The Managing Director of the Liberia Petroleum Refining Company (LPRC), T. Nelson Williams, has said his administration will decentralize the petroleum market in all 15 counties.
Mr. Williams gave the assurance recently in Monrovia at a program held in his honor by the Petroleum Importers Association of Liberia (PIAL).
According to him, decentralization of the petroleum market in the country will lead to adequate supply of products to all 15 counties in order to reduce prices and keep them stable.
Taking a cue from the maxim that Monrovia alone is not Liberia, Mr. Williams said decentralization will lessen the burden on leeward customers in the price of the commodity and is one of the major initiatives that he is prioritizing.
Mr. Williams said that the number of Liberian petroleum importers has increased by 35 percent since 2010. When he took over as a managing director in 2010 he said Liberian importers accounted for 30 percent of the market, but that figure jumped to 65 percent in 2014 because of several new marketing methods his administration introduced.
More Liberian importers are also building and upgrading their filling stations in and out of Monrovia, “because LPRC has made it a requirement for importers of petroleum products to spread the commodity across the country,” said MD Williams.
“We have to open our country; we are looking forward in the near future by 2015 to 2016 to explore every opportunity to provide storage capacity that will reduce the cost per gallon of petroleum products in the rural areas,” he said.
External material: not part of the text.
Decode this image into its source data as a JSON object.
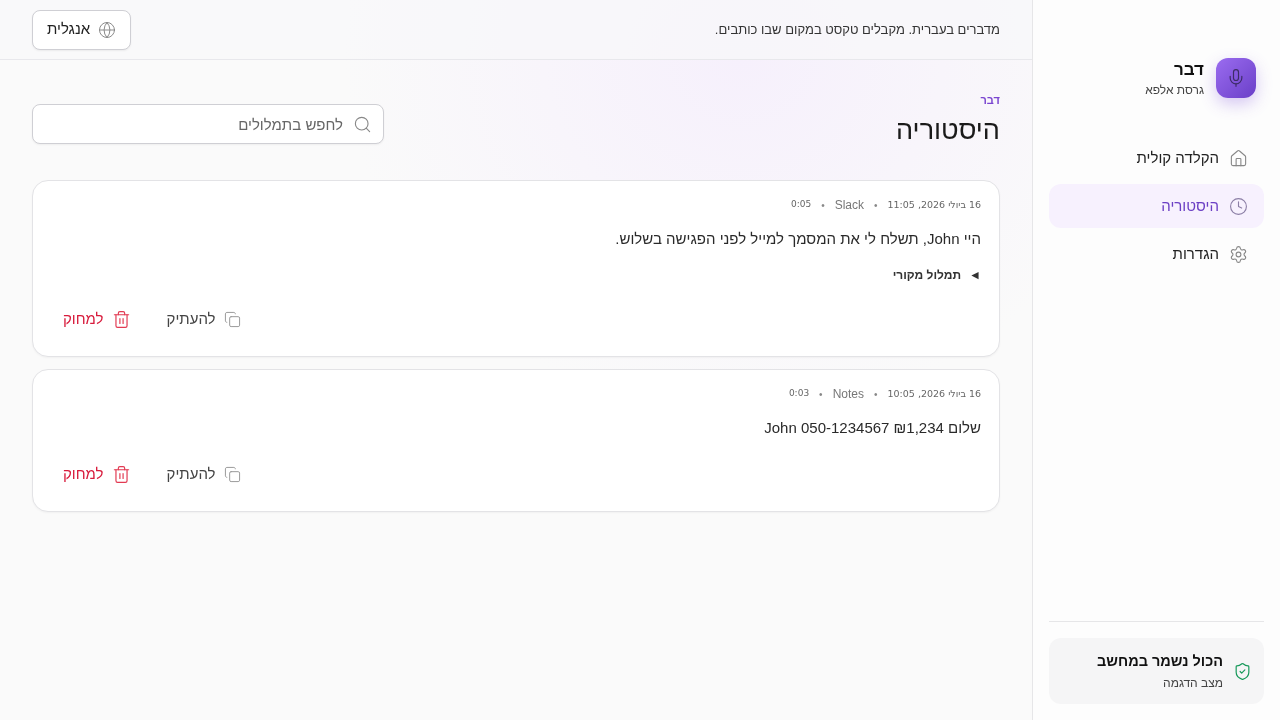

He stated further that there is storage capacity for 6.2 million metric tons of petroleum products at LPRC and importers can now bring in larger quantities of petroleum products.
Earlier, the acting president of the Petroleum Importers Association of Liberia, Musa Bility, lauded the LPRC management and the Board of Directors for supporting Liberian petroleum importers.
He said the initiative to reduce petroleum prices has challenged importers to play a meaningful role to ensure constant supply of the product on the market.
He indicated that since 1947 when the facility was constructed, the current administration has so far been the one that has alleviated storage constraints.